+++ TASK MATERIAL

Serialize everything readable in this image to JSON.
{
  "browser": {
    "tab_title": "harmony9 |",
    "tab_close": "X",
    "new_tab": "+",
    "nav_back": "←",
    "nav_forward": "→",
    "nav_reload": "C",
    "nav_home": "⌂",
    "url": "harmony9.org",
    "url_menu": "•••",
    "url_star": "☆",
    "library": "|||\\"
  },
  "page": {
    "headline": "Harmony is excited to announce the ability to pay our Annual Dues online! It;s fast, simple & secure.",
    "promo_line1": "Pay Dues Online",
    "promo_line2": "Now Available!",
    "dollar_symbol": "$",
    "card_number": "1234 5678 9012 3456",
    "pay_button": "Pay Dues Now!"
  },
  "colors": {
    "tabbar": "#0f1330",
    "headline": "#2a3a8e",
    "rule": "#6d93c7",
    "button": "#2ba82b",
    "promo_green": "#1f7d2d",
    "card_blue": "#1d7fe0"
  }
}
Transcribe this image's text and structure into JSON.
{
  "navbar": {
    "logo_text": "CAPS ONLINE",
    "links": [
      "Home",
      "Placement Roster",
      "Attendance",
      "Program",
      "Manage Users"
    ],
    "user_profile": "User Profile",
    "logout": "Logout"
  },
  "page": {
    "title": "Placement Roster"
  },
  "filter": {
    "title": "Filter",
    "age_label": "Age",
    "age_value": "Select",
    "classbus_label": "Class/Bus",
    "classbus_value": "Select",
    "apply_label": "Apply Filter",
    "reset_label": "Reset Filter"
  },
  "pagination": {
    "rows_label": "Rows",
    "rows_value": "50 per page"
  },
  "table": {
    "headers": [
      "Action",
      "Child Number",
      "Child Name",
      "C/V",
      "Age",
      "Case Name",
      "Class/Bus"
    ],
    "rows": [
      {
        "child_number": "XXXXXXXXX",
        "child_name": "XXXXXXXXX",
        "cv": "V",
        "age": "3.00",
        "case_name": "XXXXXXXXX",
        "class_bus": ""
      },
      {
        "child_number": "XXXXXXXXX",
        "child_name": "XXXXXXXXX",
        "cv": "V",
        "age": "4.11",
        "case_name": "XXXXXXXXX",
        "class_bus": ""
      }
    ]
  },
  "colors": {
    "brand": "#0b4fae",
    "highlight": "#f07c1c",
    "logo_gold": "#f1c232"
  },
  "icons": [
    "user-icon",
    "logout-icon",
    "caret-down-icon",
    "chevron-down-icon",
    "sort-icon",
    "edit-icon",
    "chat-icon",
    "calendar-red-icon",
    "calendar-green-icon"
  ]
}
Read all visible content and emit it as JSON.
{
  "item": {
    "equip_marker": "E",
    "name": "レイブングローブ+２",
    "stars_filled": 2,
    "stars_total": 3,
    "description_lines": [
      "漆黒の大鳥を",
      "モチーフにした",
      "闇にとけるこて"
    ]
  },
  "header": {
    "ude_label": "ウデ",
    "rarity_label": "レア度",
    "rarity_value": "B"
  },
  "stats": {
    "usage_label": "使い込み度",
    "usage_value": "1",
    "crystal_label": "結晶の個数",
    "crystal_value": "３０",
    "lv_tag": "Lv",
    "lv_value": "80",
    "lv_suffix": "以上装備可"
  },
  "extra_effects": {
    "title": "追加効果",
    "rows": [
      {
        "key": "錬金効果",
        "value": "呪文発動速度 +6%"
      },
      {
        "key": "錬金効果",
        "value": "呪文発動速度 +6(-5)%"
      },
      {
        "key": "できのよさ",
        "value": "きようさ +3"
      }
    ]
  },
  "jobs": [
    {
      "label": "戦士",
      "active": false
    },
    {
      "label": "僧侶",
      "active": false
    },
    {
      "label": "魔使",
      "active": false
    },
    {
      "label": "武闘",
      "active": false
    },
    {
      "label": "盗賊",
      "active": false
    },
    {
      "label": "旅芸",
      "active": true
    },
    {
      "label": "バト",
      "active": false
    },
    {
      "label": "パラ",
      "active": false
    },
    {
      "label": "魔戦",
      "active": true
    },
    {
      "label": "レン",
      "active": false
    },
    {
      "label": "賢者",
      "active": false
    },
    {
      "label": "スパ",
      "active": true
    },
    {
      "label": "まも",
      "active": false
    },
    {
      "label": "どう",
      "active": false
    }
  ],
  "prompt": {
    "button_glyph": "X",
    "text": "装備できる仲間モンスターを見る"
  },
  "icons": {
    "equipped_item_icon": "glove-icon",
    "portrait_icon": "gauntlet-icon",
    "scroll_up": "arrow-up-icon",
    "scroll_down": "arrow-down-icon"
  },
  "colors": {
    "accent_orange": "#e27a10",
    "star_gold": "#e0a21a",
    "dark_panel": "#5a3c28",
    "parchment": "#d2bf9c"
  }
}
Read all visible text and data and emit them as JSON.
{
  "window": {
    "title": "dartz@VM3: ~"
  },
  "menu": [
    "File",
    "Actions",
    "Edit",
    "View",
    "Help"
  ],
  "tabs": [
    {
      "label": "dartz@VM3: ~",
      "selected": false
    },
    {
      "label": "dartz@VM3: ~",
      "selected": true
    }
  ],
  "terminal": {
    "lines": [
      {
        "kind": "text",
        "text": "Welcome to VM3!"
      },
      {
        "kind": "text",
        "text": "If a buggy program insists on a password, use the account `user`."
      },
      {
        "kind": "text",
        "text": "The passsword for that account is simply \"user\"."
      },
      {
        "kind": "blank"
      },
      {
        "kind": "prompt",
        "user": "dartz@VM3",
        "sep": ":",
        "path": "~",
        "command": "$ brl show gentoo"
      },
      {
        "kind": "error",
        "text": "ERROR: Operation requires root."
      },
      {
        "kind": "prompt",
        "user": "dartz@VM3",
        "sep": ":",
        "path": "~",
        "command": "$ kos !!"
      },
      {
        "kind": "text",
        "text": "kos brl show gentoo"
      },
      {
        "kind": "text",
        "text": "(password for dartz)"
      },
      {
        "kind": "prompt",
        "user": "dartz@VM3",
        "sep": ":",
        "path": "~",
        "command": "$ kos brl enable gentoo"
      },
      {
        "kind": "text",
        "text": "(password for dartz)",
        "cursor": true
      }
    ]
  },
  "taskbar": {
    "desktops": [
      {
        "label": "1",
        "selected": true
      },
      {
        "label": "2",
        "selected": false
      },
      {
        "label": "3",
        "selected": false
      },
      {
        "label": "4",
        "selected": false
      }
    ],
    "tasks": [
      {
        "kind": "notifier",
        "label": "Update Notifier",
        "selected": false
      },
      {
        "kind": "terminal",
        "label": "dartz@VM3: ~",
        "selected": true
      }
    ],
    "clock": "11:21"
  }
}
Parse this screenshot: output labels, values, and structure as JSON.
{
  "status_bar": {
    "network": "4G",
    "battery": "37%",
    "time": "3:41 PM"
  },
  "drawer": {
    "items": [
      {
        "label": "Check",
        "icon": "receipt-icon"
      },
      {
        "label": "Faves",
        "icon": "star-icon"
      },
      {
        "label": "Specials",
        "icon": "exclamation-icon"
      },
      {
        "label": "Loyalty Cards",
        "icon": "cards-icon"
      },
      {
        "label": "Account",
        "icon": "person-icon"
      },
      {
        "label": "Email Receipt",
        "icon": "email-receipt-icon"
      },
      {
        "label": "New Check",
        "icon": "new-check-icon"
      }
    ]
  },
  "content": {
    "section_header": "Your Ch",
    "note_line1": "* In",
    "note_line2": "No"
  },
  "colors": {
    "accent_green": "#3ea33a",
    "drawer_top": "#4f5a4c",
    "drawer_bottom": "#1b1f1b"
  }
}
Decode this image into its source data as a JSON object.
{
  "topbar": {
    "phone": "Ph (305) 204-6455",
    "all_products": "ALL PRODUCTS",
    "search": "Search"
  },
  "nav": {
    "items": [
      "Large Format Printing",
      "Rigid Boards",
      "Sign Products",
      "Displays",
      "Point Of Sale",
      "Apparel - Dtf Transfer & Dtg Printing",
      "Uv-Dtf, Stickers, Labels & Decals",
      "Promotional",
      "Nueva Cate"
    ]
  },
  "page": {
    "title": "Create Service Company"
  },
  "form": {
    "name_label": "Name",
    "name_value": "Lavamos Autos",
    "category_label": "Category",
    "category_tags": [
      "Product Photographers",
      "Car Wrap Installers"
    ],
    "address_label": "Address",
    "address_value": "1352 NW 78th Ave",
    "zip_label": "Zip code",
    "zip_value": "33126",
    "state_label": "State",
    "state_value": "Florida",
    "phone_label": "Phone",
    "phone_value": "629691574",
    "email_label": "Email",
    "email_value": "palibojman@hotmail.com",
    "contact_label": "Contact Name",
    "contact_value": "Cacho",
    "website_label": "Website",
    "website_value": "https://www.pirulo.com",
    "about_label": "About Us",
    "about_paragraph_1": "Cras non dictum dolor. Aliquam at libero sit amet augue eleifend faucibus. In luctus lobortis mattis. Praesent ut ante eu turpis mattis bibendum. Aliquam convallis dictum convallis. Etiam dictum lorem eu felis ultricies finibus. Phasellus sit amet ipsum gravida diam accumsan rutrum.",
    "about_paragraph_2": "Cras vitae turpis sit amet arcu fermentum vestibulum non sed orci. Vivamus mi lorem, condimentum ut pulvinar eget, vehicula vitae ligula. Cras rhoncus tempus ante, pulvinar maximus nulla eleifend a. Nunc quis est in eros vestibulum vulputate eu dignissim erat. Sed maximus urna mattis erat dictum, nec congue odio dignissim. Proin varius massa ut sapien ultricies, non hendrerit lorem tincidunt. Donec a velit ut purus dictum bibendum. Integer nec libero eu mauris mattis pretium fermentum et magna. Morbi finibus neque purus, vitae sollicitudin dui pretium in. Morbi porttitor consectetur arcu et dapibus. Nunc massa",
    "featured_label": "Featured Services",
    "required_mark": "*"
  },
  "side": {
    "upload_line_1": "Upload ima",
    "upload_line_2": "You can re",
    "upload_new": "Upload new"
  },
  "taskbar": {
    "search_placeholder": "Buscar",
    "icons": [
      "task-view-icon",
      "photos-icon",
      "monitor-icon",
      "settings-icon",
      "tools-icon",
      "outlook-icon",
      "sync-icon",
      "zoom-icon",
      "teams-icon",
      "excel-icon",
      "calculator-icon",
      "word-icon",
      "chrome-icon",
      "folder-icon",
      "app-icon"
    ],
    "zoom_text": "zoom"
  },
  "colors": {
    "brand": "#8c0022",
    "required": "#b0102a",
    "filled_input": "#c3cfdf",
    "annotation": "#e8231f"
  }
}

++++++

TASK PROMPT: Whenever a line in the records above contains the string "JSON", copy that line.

TASK SOLUTION:
Serialize everything readable in this image to JSON.
Transcribe this image's text and structure into JSON.
Read all visible content and emit it as JSON.
Read all visible text and data and emit them as JSON.
Parse this screenshot: output labels, values, and structure as JSON.
Decode this image into its source data as a JSON object.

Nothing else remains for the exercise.